NJ Motor Vehicle Chief, Attorney General and Homeland Security Director Unveil the State’s New, More Secure Driver License

Continuing the Christie Administration’s efforts to boost security and safety within the Garden State, Motor Vehicle Commission (MVC) Chairman and Chief Administrator Raymond P. Martinez, along with Attorney General Paula T. Dow and Director of the New Jersey Office of Homeland Security and Preparedness Charles B. McKenna, today unveiled New Jersey’s next generation of personal identification with a new Enhanced Digital Driver License (EDDL).

“The driver license is no longer a simple card that proves you are legally entitled to operate a motor vehicle,” said Chief Martinez. “It is now the primary source of identification for most Americans and a source (breeder) document used for so many other pieces of identification.”

The EDDL, which was fully implemented in all 39 MVC agencies today, builds on the security first introduced in 2004 with New Jersey’s first digital license. The new license, while similar in appearance to the old license, features more than 25 covert and overt features designed to reduce fraud and abuse through updated technology and enhanced security features that are known only to the MVC and its law enforcement partners.

“I want to commend the New Jersey Motor Vehicle Commission for its hard work in the creation of this new Enhanced Digital Driver License, as well as the multitude of law enforcement agencies that will assist in the investigation of those who seek to fraudulently obtain this new license,” Attorney General Dow said. “This cutting edge form of identification is one more tool available to all levels of law enforcement to stay one step ahead of criminals.”

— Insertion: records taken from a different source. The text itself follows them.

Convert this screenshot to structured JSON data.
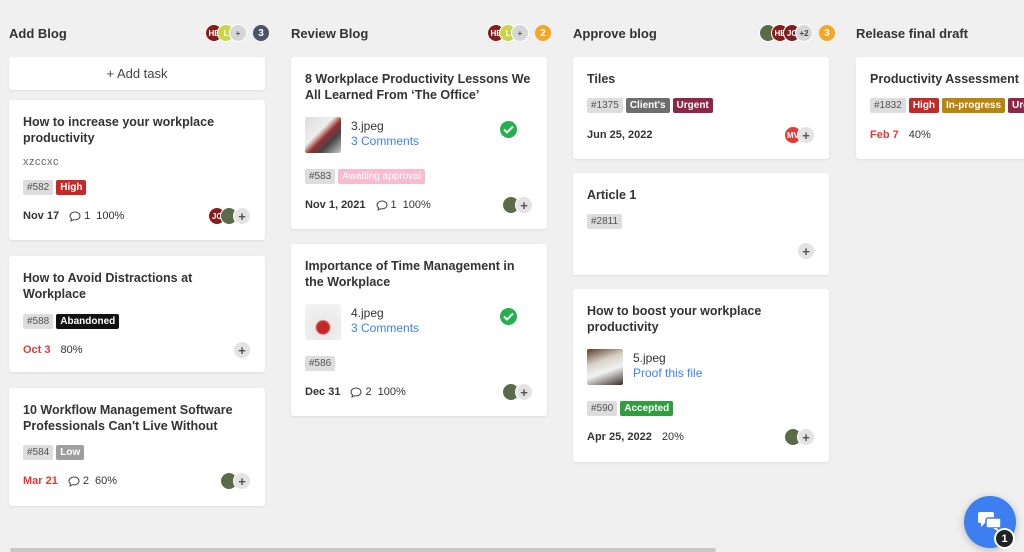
{
  "colors": {
    "high": "#c62828",
    "low": "#9e9e9e",
    "abandoned": "#111111",
    "awaiting": "#f8bbd0",
    "clients": "#6d6d6d",
    "urgent": "#8e2746",
    "inprogress": "#b8860b",
    "accepted": "#2e9e3e",
    "blue_badge": "#4a5568",
    "orange_badge": "#f5a623"
  },
  "columns": [
    {
      "title": "Add Blog",
      "avatars": [
        "HE",
        "L",
        "+"
      ],
      "count": "3",
      "add_task": "+ Add task",
      "cards": [
        {
          "title": "How to increase your workplace productivity",
          "subtitle": "xzccxc",
          "tags": [
            "#582",
            "High"
          ],
          "date": "Nov 17",
          "comments": "1",
          "progress": "100%",
          "avatars": [
            "JC",
            "photo"
          ]
        },
        {
          "title": "How to Avoid Distractions at Workplace",
          "tags": [
            "#588",
            "Abandoned"
          ],
          "date": "Oct 3",
          "progress": "80%"
        },
        {
          "title": "10 Workflow Management Software Professionals Can't Live Without",
          "tags": [
            "#584",
            "Low"
          ],
          "date": "Mar 21",
          "comments": "2",
          "progress": "60%",
          "avatars": [
            "photo"
          ]
        }
      ]
    },
    {
      "title": "Review Blog",
      "avatars": [
        "HE",
        "L",
        "+"
      ],
      "count": "2",
      "cards": [
        {
          "title": "8 Workplace Productivity Lessons We All Learned From ‘The Office’",
          "file": "3.jpeg",
          "file_link": "3 Comments",
          "tags": [
            "#583",
            "Awaiting approval"
          ],
          "date": "Nov 1, 2021",
          "comments": "1",
          "progress": "100%",
          "avatars": [
            "photo"
          ]
        },
        {
          "title": "Importance of Time Management in the Workplace",
          "file": "4.jpeg",
          "file_link": "3 Comments",
          "tags": [
            "#586"
          ],
          "date": "Dec 31",
          "comments": "2",
          "progress": "100%",
          "avatars": [
            "photo"
          ]
        }
      ]
    },
    {
      "title": "Approve blog",
      "avatars": [
        "photo",
        "HE",
        "JC",
        "+2"
      ],
      "count": "3",
      "cards": [
        {
          "title": "Tiles",
          "tags": [
            "#1375",
            "Client's",
            "Urgent"
          ],
          "date": "Jun 25, 2022",
          "avatars": [
            "MV"
          ]
        },
        {
          "title": "Article 1",
          "tags": [
            "#2811"
          ]
        },
        {
          "title": "How to boost your workplace productivity",
          "file": "5.jpeg",
          "file_link": "Proof this file",
          "tags": [
            "#590",
            "Accepted"
          ],
          "date": "Apr 25, 2022",
          "progress": "20%",
          "avatars": [
            "photo"
          ]
        }
      ]
    },
    {
      "title": "Release final draft",
      "cards": [
        {
          "title": "Productivity Assessment",
          "tags": [
            "#1832",
            "High",
            "In-progress",
            "Urg"
          ],
          "date": "Feb 7",
          "progress": "40%"
        }
      ]
    }
  ],
  "chat": {
    "badge": "1"
  }
}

“While the old license is adequate, recent events remind us that we must remain vigilant and stay one step ahead of those criminals who would seek to perpetrate fraud and illegally obtain this valuable form of identification,” Martinez said.

“Strengthening document security remains a top priority for New Jersey’s law enforcement and homeland security personnel,” said Director McKenna. “The arrival of the Enhanced Digital Driver License will deter those who seek to fraudulently obtain a New Jersey driver license as part of their criminal activity, which may be connected to a domestic or international terrorism plot.”

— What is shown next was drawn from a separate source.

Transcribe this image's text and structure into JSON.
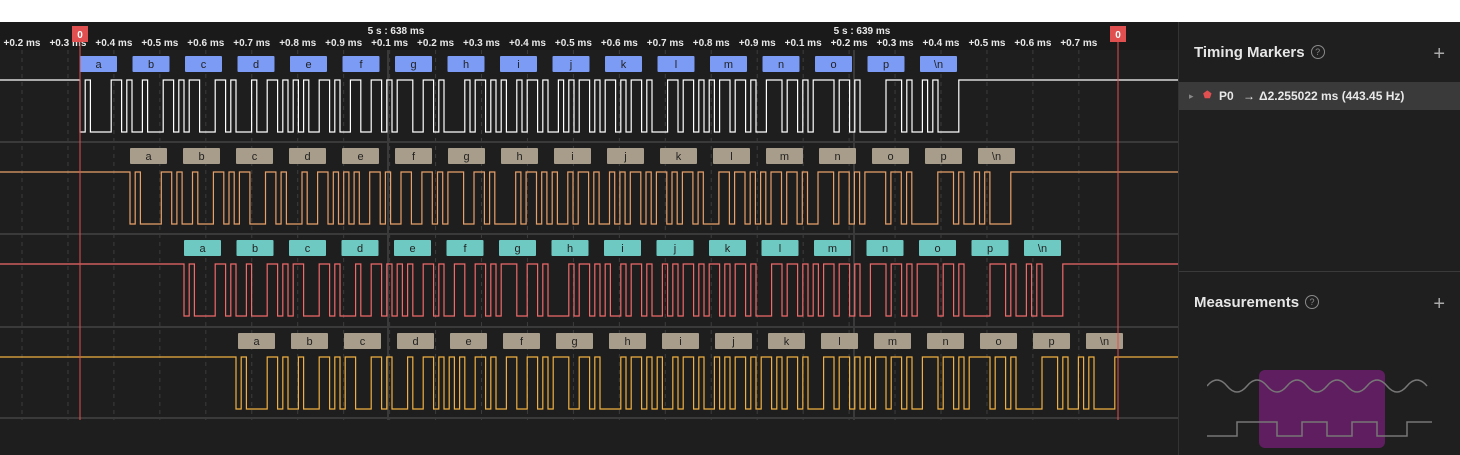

The new EDDL is also considered to be materially-compliant under REAL ID standards. The REAL ID Act of 2005 is a federal law that imposes certain security, authentication and issuance procedures for state driver licenses and state ID cards in order for them to be accepted for “official purposes” as defined by the US Secretary of Homeland Security.

Following the completion of the MVC’s core computer system overhaul in late 2012, the MVC will begin to implement a new, secure central issuance process for all driver license renewals that should eliminate over 1 million visits to its agencies per year.

The task of central issuance will be aided by state-of-the-art facial recognition technology because it will give the MVC the flexibility it needs to investigate possible fraud before a “final” license is mailed to its recipient. The software used in the MVC’s new EDDL issuance system enables agency personnel to take clear and accurate photos of each license applicant.

In the last decade, the MVC has implemented numerous security and fraud prevention measures to complement its digital license, including 6-point ID Verification, security enhanced license plates and temporary registration tags and a comprehensive document fraud training program which even outside partners have taken advantage of over the years.

In 2010, the MVC conducted 340 criminal investigations that led to 278 arrests resulting in either completed or still-pending criminal prosecutions triggered by fraudulent documents and various fraud-related offenses and another 66 related to other offenses.

And just last month, the Office of the Attorney General and the NJ State Police announced the culmination of two large-scale investigations that were the direct result of state agencies leveraging each other’s assets. The cooperative investigations – dubbed Operation Southern Drawn and Operation White Cloud, showed the direct relationship between the sale of fraudulent identification document, the sale of stolen cars, car jackings and the illegal sale of guns and drugs.